David Cameron must unlock the spirit of his postwar predecessors to get the housing market back on track. 

In the 1955 election, Anthony Eden described turning Britain into a “property-owning democracy” as his – and by extension, the Conservative Party’s – overarching mission.

60 years later, what’s changed? Then, as now, an Old Etonian sits in Downing Street. Then, as now, Labour are badly riven between left and right, with their last stay in government widely believed – by their activists at least – to have been a disappointment. Then as now, few commentators seriously believe the Tories will be out of power any time soon.

But as for a property-owning democracy? That’s going less well.

When Eden won in 1955, around a third of people owned their own homes. By the time the Conservative government gave way to Harold Wilson in 1964, 42 per cent of households were owner-occupiers.

That kicked off a long period – from the mid-50s right until the fall of the Berlin Wall – in which home ownership increased, before staying roughly flat at 70 per cent of the population from 1991 to 2001.

But over the course of the next decade, for the first time in over a hundred years, the proportion of owner-occupiers went to into reverse. Just 64 percent of households were owner-occupier in 2011. No-one seriously believes that number will have gone anywhere other than down by the time of the next census in 2021. Most troublingly, in London – which, for the most part, gives us a fairly accurate idea of what the demographics of Britain as a whole will be in 30 years’ time – more than half of households are now renters.

What’s gone wrong?

In short, property prices have shot out of reach of increasing numbers of people. The British housing market increasingly gets a failing grade at “Social Contract 101”: could someone, without a backstop of parental or family capital, entering the workforce today, working full-time, seriously hope to retire in 50 years in their own home with their mortgage paid off?

It’s useful to compare and contrast the policy levers of those two Old Etonians, Eden and Cameron. Cameron, so far, has favoured demand-side solutions: Help to Buy and the new Help to Buy ISA.

To take the second, newer of those two policy innovations first: the Help to Buy ISA. Does it work?

Well, if you are a pre-existing saver – you can’t use the Help to Buy ISA for another tax year. And you have to stop putting money into any existing ISAs. So anyone putting a little aside at the moment – not going to feel the benefit of a Help to Buy ISA.

And anyone solely reliant on a Help to Buy ISA – the most you can benefit from, if you are single, it is an extra three grand from the government. This is not going to shift any houses any time soon.

What it is is a bung for the only working-age demographic to have done well out of the Coalition: dual-earner couples with no children earning above average income.

What about Help to Buy itself? At the margins, Help to Buy is helping some people achieve completions – while driving up the big disincentive to home ownership in the shape of prices – and creating sub-prime style risks for the taxpayer in future.

Eden, in contrast, preferred supply-side policies: his government, like every peacetime government from Baldwin until Thatcher’s it was a housebuilding government.

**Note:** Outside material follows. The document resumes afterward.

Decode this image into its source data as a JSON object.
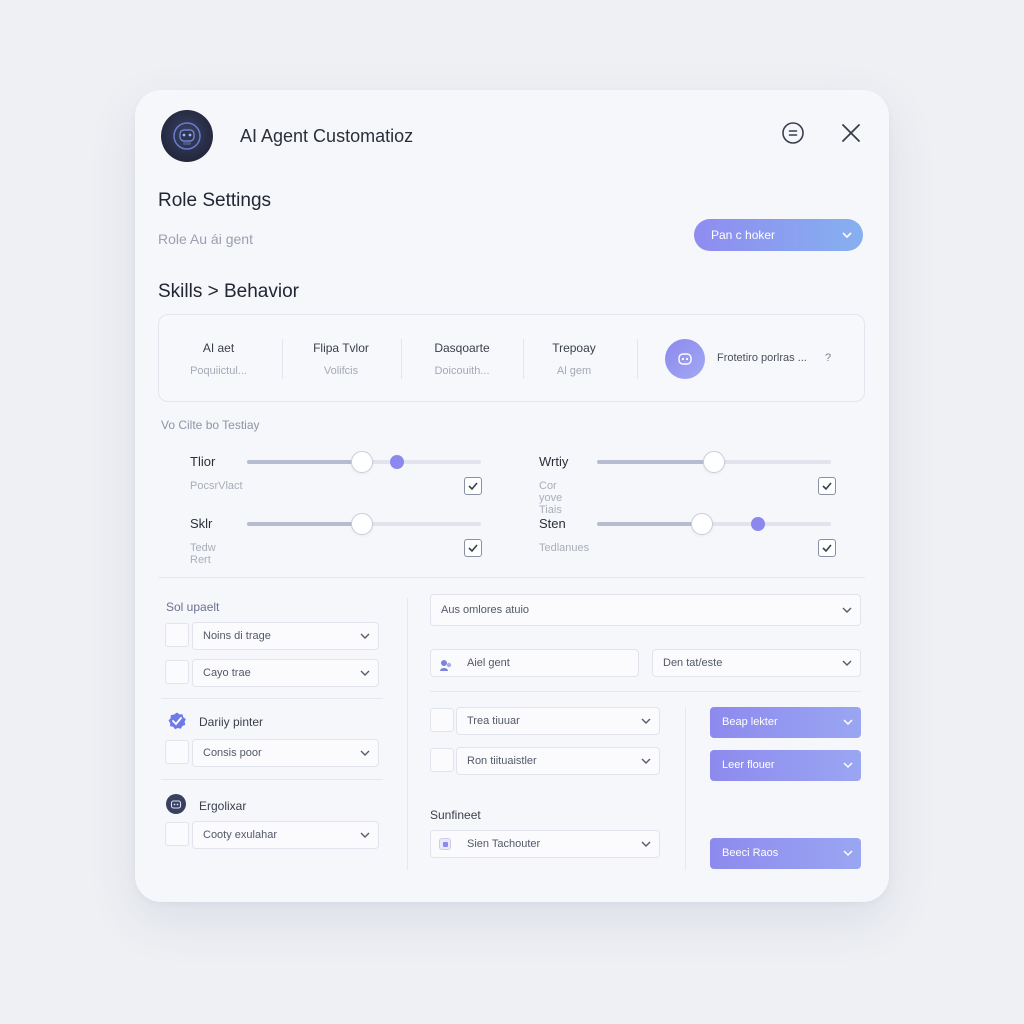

Why are house prices so high? Because there aren’t enough of them. The sector is over-regulated, underprovided, there isn’t enough housing either for social lets or for buyers. And until today’s Conservatives rediscover the spirit of Eden, that is unlikely to change.

I was at a Conservative party fringe (I was on the far left, both in terms of seating and politics).This is what I said, minus the ums, the ahs, and the moment my screensaver kicked in.

Stephen Bush is editor of the Staggers, the New Statesman’s political blog.